*WHAT THE EXERCISE ASKS:*
Reproduce every record below word for word and include no pictures.

--- EXCERPTED DATA Enclosed Below ---

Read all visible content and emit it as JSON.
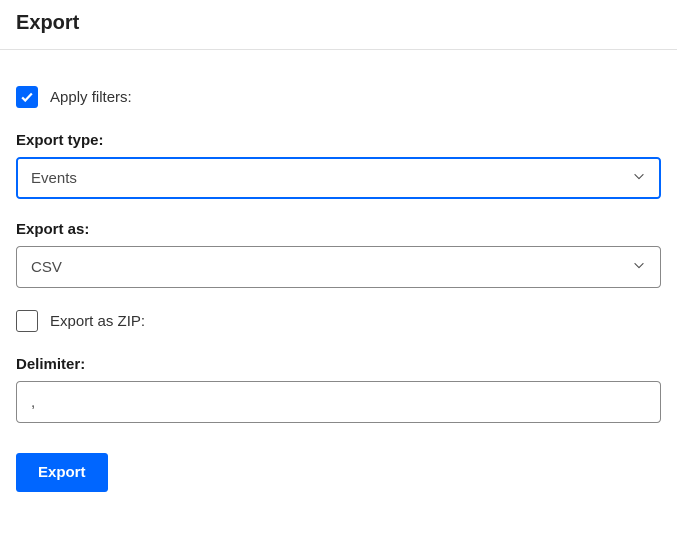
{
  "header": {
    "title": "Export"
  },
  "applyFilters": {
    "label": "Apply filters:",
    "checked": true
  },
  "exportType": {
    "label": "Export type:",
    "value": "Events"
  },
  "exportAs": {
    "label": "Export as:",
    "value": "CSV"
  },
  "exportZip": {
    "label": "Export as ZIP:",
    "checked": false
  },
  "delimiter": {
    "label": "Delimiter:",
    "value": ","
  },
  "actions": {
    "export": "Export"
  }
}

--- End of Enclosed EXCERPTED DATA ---

*YOUR RESPONSE:*
Read all visible content and emit it as JSON.
{
  "header": {
    "title": "Export"
  },
  "applyFilters": {
    "label": "Apply filters:",
    "checked": true
  },
  "exportType": {
    "label": "Export type:",
    "value": "Events"
  },
  "exportAs": {
    "label": "Export as:",
    "value": "CSV"
  },
  "exportZip": {
    "label": "Export as ZIP:",
    "checked": false
  },
  "delimiter": {
    "label": "Delimiter:",
    "value": ","
  },
  "actions": {
    "export": "Export"
  }
}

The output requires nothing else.